As we rolled dumplings, they shared with us their experience in Tiananmen Square during the 1989 student Democracy protests; describing their exuberance and excitement when the marches began and then their terror as troops began firing on the protesters. They described hearing the shots and then being caught in the rush of the crowd as bullets flew by them. Thankfully, they escaped without injury to a new life in a new country, but those experiences marked them forever. They have since moved to a different state and our paths have diverged, but whenever I make these dumplings, I still think of them.
Some of the most warm, resilient and generous people I have come to know have been people who have arrived in our country from China, Vietnam, Somalia, Burundi and Congo, with nothing more than the clothes on their backs, a need to escape war or persecution, and the simple desire to create a better life for themselves and their families.
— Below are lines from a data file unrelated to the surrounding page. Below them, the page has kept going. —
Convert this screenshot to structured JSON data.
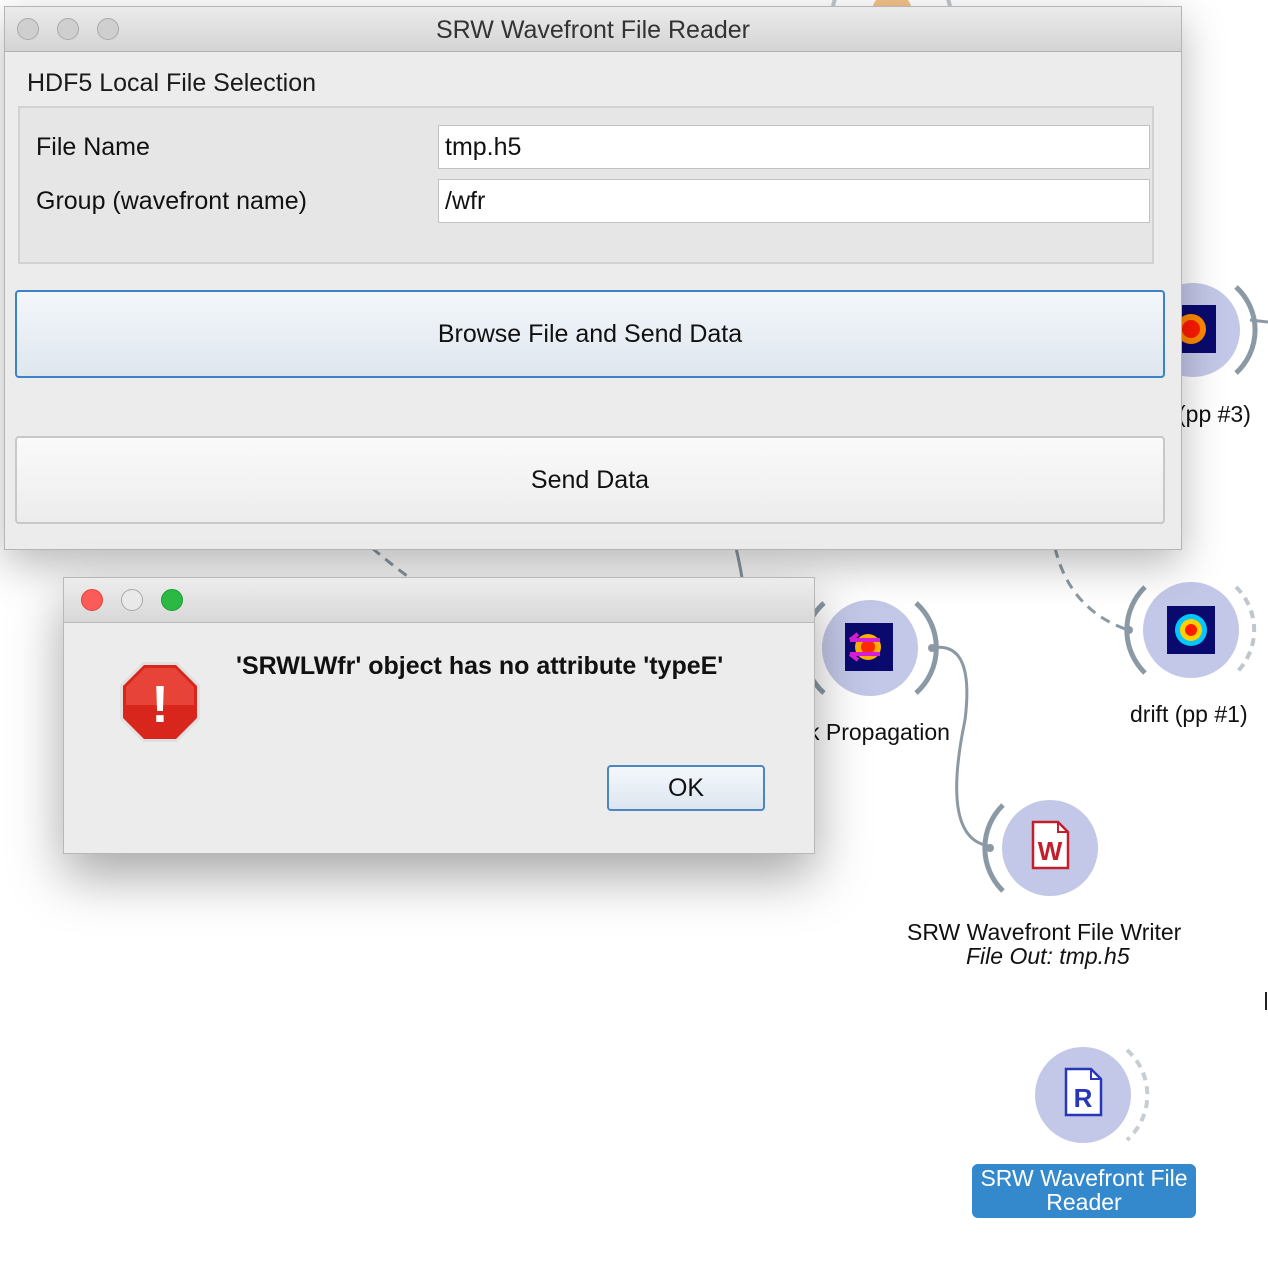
{
  "canvas": {
    "nodes": {
      "pp3_label": "(pp #3)",
      "propagation_label": "k Propagation",
      "drift_label": "drift (pp #1)",
      "writer_label": "SRW Wavefront File Writer",
      "writer_sublabel": "File Out: tmp.h5",
      "reader_label_line1": "SRW Wavefront File",
      "reader_label_line2": "Reader",
      "writer_icon_letter": "W",
      "reader_icon_letter": "R"
    },
    "colors": {
      "node_circle": "#c3c8e8",
      "link": "#8a99a3",
      "selection": "#3489cc"
    }
  },
  "main_window": {
    "title": "SRW Wavefront File Reader",
    "section_title": "HDF5 Local File Selection",
    "file_name_label": "File Name",
    "file_name_value": "tmp.h5",
    "group_label": "Group (wavefront name)",
    "group_value": "/wfr",
    "browse_button": "Browse File and Send Data",
    "send_button": "Send Data"
  },
  "error_dialog": {
    "icon": "stop-alert-icon",
    "icon_glyph": "!",
    "message": "'SRWLWfr' object has no attribute 'typeE'",
    "ok_button": "OK",
    "colors": {
      "close": "#fc5b57",
      "minimize": "#e5e5e5",
      "zoom": "#2aba44",
      "alert": "#d8261c"
    }
  }
}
Since the early 90’s, I’ve had the honor of getting to know a number of immigrant and refugee families through volunteer work with the Vermont Refugee Resettlement Program, a program that has been welcoming people from war-torn and oppressed countries since 1989. I’ve helped newly arrived families navigate through their unfamiliar environment, find warm clothing, learn how to use the bus system, take their driving test, find affordable groceries and prepare peculiar, new ingredients. As they practiced their English, I sometimes had the opportunity to work on my French. I found familiar flavors and cooking rituals are comforting to families trying to find their way in a new place. Sharing food traditions can help to provide a bridge between cultures and I believe we are all the richer for it. The new Americans I have known have unique and valuable perspectives to share and I’m proud that our state welcomes them.
- 1 lb. ground pork
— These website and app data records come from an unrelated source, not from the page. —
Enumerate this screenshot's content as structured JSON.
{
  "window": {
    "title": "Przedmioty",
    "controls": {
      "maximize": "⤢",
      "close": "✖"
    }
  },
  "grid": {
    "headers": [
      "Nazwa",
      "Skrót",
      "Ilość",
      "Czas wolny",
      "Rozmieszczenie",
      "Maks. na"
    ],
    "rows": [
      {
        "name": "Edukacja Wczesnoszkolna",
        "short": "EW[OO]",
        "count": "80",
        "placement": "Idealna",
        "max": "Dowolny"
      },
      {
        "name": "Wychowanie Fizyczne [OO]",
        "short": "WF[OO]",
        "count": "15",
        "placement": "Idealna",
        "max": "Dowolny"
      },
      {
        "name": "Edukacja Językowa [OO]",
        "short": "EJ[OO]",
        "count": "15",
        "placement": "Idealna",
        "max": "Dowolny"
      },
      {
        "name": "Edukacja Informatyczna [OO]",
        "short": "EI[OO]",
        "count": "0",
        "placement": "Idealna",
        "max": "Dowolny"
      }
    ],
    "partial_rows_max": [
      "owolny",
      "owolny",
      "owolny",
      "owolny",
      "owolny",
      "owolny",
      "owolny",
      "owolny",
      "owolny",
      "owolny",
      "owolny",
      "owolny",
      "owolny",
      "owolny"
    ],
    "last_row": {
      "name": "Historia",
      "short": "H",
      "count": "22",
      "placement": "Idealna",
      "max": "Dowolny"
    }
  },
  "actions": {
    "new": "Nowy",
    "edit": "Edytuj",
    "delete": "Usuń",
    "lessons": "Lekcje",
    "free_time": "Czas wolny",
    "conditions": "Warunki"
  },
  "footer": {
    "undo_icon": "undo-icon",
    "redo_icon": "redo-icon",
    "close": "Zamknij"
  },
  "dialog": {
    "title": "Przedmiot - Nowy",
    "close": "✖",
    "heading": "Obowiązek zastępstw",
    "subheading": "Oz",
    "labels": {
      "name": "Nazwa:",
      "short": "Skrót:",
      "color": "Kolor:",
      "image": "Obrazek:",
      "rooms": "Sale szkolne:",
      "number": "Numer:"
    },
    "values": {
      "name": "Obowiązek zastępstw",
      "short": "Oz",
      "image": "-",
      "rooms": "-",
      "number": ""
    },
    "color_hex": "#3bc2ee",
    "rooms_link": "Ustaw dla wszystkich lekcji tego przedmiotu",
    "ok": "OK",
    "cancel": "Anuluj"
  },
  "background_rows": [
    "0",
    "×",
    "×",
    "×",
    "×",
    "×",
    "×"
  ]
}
- 6 scallions, minced
- 1 tablespoon fresh ginger, finely shredded
- 1 clove garlic, minced
- 1 tablespoon soy sauce
- 2 tablespoons fresh cilantro, finely chopped
- Pepper to taste
- 1 package wonton wrappers
- Place the pork, scallions, ginger, garlic, soy sauce, cilantro and pepper in a small bowl.
- Using a wooden chopstick, mix the ingredients in a clockwise direction until well incorporated.
- Place a wonton wrapper on a clean surface, and paint the edges with a little water.
- Place a teaspoonful of the pork mixture in the middle of the wonton and fold the wrapper over the filling into a triangle, pressing out any air and sealing the edges. Be careful not to overfill.
- With the point side down, press the two ends together, twisting slightly and sealing with a bit of water. The dumpling should look like a little tortellini.
- Repeat until all the pork mixture is used.
- Place all the dumplings in two layers of a bamboo steamer, making sure they don’t touch.
- Cover and place the steamer in a wide skillet of simmering water and steam for approximately 30 minutes, until the dumplings are cooked through and the wrappers are tender.
- Serve with dipping sauce.
- ½ cup soy sauce
- 1 tablespoon sesame oil
- 1 tablespoon rice vinegar
- ½ clove garlic, minced
- 1 tablespoon fresh cilantro, finely chopped
- Whisk all the ingredients together and pour into small individual bowls for dipping.